▸ WORK INSTRUCTIONS: Going through the data below, please show each line containing the string "true".

▸ SOURCE MATERIAL:
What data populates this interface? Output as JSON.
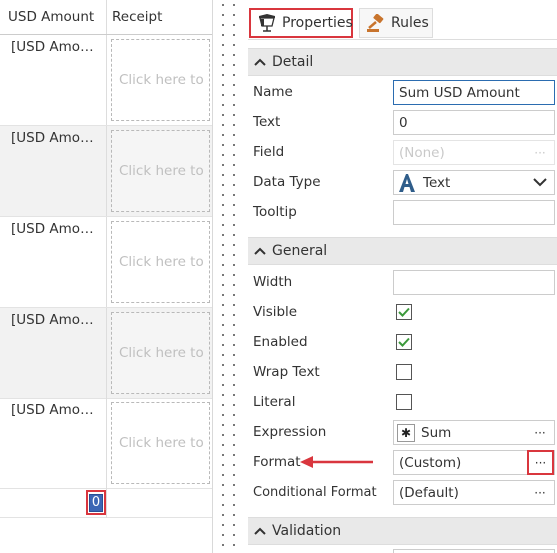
{
  "grid": {
    "columns": [
      "USD Amount",
      "Receipt"
    ],
    "rows": [
      {
        "amount": "[USD Amount]",
        "receipt": "Click here to upload",
        "alt": false
      },
      {
        "amount": "[USD Amount]",
        "receipt": "Click here to upload",
        "alt": true
      },
      {
        "amount": "[USD Amount]",
        "receipt": "Click here to upload",
        "alt": false
      },
      {
        "amount": "[USD Amount]",
        "receipt": "Click here to upload",
        "alt": true
      },
      {
        "amount": "[USD Amount]",
        "receipt": "Click here to upload",
        "alt": false
      }
    ],
    "sum_value": "0"
  },
  "tabs": {
    "properties": "Properties",
    "rules": "Rules"
  },
  "sections": {
    "detail": "Detail",
    "general": "General",
    "validation": "Validation"
  },
  "detail": {
    "name_label": "Name",
    "name_value": "Sum USD Amount",
    "text_label": "Text",
    "text_value": "0",
    "field_label": "Field",
    "field_value": "(None)",
    "datatype_label": "Data Type",
    "datatype_value": "Text",
    "tooltip_label": "Tooltip",
    "tooltip_value": ""
  },
  "general": {
    "width_label": "Width",
    "width_value": "",
    "visible_label": "Visible",
    "visible_checked": true,
    "enabled_label": "Enabled",
    "enabled_checked": true,
    "wrap_label": "Wrap Text",
    "wrap_checked": false,
    "literal_label": "Literal",
    "literal_checked": false,
    "expression_label": "Expression",
    "expression_value": "Sum",
    "format_label": "Format",
    "format_value": "(Custom)",
    "condformat_label": "Conditional Format",
    "condformat_value": "(Default)"
  },
  "ellipsis": "···",
  "colors": {
    "highlight": "#d9363e",
    "selection": "#3b66b5",
    "check": "#3c9a3c",
    "datatype_icon": "#2f5d8a"
  }
}
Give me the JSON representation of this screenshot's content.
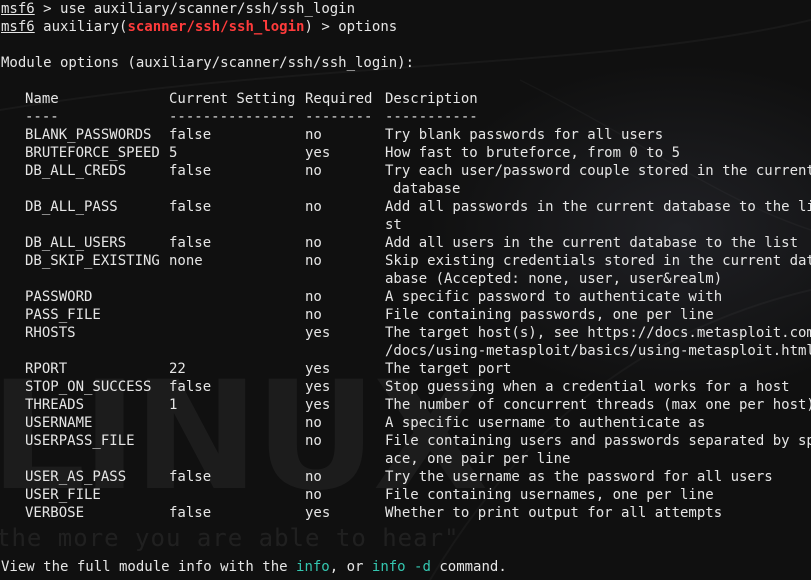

▸ WRITTEN ANSWER:
        "alt": true
        "alt": true
    "visible_checked": true,
    "enabled_checked": true,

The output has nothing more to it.